Scottish separatist charged in Pitt bomb threats remains overseas
A proclaimed Scottish separatist indicted for delivering online bomb threats against the University of Pittsburgh in the spring of 2012 has been released from an Irish prison but is not headed to the United States to answer charges any time soon, U.S. Attorney David Hickton announced on Tuesday.
A Pittsburgh federal grand jury in August 2012 indicted Adam Stuart Busby on charges that include international extortion, threatening a federal law enforcement officer and perpetrating hoaxes.
Busby was in prison on a European Union warrant on unrelated terrorist charges filed in Scotland. He is in a Dublin hostel on bail while awaiting a hearing before Ireland's Supreme Court on his appeal of his extradition to Scotland to answer the terror charges, Hickton said.
“We have taken all available legal action to extradite him to face charges in Western Pennsylvania after he faces pending charges in the (United Kingdom),” Hickton said.
Pitt received two sets of bomb threats in spring 2012 that forced frequent evacuations of campus buildings.
No one has been charged for the first set, which were written messages scrawled in campus bathrooms. Busby has been indicted for the second set, which were made by email.
Two men from Ohio were convicted and sentenced for emailing university officials extortion threats that claimed they would reveal the personal information of students and faculty unless the chancellor apologized for failing to protect students from the first two sets of threats.
Brian Bowling is a Trib Total Media staff writer. He can be reached at 412-325-4301 or firstname.lastname@example.org.
TribLive commenting policy
You are solely responsible for your comments and by using TribLive.com you agree to our Terms of Service.
We moderate comments.
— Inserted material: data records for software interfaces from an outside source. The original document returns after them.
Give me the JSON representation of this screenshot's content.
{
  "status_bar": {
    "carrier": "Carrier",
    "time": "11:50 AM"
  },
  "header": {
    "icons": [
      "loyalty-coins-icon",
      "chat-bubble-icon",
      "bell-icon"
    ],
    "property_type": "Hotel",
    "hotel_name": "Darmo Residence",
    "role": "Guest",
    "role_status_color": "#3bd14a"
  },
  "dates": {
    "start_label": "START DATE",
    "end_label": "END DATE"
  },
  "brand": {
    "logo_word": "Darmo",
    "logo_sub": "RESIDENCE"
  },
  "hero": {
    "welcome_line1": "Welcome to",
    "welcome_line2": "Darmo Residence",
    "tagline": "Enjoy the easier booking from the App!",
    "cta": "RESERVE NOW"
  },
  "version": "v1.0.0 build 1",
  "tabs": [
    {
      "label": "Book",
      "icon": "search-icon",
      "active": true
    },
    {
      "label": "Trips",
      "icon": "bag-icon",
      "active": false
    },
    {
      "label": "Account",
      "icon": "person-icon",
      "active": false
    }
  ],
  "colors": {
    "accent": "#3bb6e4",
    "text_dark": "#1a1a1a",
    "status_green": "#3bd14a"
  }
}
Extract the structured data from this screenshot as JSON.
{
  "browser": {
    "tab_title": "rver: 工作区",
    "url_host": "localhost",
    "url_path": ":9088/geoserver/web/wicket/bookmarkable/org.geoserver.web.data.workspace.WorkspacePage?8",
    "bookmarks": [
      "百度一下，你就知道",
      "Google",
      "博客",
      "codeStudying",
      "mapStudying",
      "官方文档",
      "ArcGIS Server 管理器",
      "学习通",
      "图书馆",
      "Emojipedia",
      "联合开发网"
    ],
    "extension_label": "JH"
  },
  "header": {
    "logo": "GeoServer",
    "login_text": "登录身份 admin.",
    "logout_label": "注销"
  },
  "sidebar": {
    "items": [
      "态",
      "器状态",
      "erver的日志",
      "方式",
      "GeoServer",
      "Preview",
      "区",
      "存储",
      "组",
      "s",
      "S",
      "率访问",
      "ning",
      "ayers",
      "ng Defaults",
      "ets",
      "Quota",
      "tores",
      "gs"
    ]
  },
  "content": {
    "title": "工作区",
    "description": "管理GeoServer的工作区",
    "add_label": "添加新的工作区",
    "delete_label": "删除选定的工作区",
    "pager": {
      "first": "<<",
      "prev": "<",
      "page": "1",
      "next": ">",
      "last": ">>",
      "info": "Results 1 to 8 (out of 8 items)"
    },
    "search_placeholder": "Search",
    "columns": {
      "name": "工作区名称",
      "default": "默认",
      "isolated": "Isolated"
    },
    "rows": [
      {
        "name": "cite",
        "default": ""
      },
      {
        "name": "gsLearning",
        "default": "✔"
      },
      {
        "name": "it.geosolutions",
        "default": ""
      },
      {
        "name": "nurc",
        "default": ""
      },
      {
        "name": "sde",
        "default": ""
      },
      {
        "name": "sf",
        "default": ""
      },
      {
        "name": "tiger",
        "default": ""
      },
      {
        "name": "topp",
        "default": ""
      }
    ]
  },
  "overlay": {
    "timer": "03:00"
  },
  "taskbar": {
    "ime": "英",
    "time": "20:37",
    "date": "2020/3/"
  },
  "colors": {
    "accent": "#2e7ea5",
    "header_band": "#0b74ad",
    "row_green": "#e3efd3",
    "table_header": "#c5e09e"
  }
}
Our goal is to provide substantive commentary for a general readership. By screening submissions, we provide a space where readers can share intelligent and informed commentary that enhances the quality of our news and information.
While most comments will be posted if they are on-topic and not abusive, moderating decisions are subjective. We will make them as carefully and consistently as we can. Because of the volume of reader comments, we cannot review individual moderation decisions with readers.
We value thoughtful comments representing a range of views that make their point quickly and politely. We make an effort to protect discussions from repeated comments â either by the same reader or different readers.
We follow the same standards for taste as the daily newspaper. A few things we won't tolerate: personal attacks, obscenity, vulgarity, profanity (including expletives and letters followed by dashes), commercial promotion, impersonations, incoherence, proselytizing and SHOUTING. Don't include URLs to Web sites.
We do not edit comments. They are either approved or deleted. We reserve the right to edit a comment that is quoted or excerpted in an article. In this case, we may fix spelling and punctuation.
We welcome strong opinions and criticism of our work, but we don't want comments to become bogged down with discussions of our policies and we will moderate accordingly.
We appreciate it when readers and people quoted in articles or blog posts point out errors of fact or emphasis and will investigate all assertions. But these suggestions should be sent via e-mail. To avoid distracting other readers, we won't publish comments that suggest a correction. Instead, corrections will be made in a blog post or in an article.